HIAS Applauds New Common Sense Approach to Terrorism Inadmissibility Grounds for Refugees
Jun 19, 2015
(New York, NY) – The Patriot Act’s overly broad definitions of “terrorist activity” and “terrorist group” that have unjustly prevented thousands of refugees—who do not pose a threat to the United States—from receiving protection in the United States will no longer be applied to certain refugees, according to an announcement Wednesday by Secretary of State John Kerry and Secretary of Homeland Security Jeh Johnson.
Terrorism-related inadmissibility grounds—known as the “TRIG” bars—affect thousands of refugees who have fought oppression around the world or who interact in the smallest of ways or even unintentionally with individuals and groups engaged in resistance. Under the new policy, “routine commercial transactions,” humanitarian assistance, or support provided under pressure will not necessarily bar a refugee from being granted protection in the United States.
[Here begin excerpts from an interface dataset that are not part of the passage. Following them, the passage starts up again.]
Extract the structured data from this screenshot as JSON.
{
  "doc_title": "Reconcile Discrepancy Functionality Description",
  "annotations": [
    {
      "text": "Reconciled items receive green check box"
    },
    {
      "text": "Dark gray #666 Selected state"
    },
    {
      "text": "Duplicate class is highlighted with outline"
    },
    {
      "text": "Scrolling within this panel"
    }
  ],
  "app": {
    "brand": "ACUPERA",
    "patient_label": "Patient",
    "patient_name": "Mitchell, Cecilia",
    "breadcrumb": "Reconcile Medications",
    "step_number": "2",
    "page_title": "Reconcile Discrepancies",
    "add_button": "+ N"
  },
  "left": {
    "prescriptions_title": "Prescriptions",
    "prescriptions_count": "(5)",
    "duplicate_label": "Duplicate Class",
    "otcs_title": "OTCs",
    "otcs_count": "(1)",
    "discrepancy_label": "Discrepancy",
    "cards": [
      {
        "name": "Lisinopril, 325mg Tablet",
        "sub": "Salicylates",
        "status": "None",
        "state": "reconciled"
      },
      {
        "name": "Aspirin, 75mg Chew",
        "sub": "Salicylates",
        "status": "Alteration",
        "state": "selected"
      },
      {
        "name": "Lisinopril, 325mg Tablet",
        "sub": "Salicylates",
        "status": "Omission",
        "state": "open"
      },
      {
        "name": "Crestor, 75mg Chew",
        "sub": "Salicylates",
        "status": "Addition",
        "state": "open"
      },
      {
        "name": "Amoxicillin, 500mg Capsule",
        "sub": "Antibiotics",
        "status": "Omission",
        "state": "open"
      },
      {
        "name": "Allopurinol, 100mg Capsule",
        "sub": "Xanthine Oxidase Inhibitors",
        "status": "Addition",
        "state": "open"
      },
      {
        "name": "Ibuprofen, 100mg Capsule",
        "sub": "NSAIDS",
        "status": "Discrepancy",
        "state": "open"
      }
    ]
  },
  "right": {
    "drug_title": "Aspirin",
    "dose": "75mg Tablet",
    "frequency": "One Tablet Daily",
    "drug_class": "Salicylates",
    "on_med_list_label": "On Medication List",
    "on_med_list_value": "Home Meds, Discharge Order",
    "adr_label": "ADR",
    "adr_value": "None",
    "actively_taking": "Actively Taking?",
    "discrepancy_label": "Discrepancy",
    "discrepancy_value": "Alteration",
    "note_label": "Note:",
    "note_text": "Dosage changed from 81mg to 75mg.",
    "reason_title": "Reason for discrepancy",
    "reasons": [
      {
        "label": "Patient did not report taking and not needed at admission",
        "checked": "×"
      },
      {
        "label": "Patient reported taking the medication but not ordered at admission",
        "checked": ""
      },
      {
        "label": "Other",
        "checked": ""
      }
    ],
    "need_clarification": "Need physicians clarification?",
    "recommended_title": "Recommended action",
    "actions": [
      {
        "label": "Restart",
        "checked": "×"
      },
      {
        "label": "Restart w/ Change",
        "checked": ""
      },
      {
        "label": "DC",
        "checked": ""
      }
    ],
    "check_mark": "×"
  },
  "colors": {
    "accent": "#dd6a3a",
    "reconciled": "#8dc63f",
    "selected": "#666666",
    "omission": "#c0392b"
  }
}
In addition, TRIG bars will not apply to individuals who provided “insignificant” or “limited” material support to an undesignated terrorist group or a member of such a group.
This change is also likely to remove legal obstacles for some particularly vulnerable Syrian refugees, including women and children.
“While the new exemptions will not completely resolve the problem presented by the overly broad terrorism bars, and some refugees will continue to be unfairly labeled as “terrorists,” it could help many refugees and asylum seekers who have been waiting for as long as a decade to obtain permanent residence and bring their spouse and children to the United States,” said Mark Hetfield, HIAS President and CEO.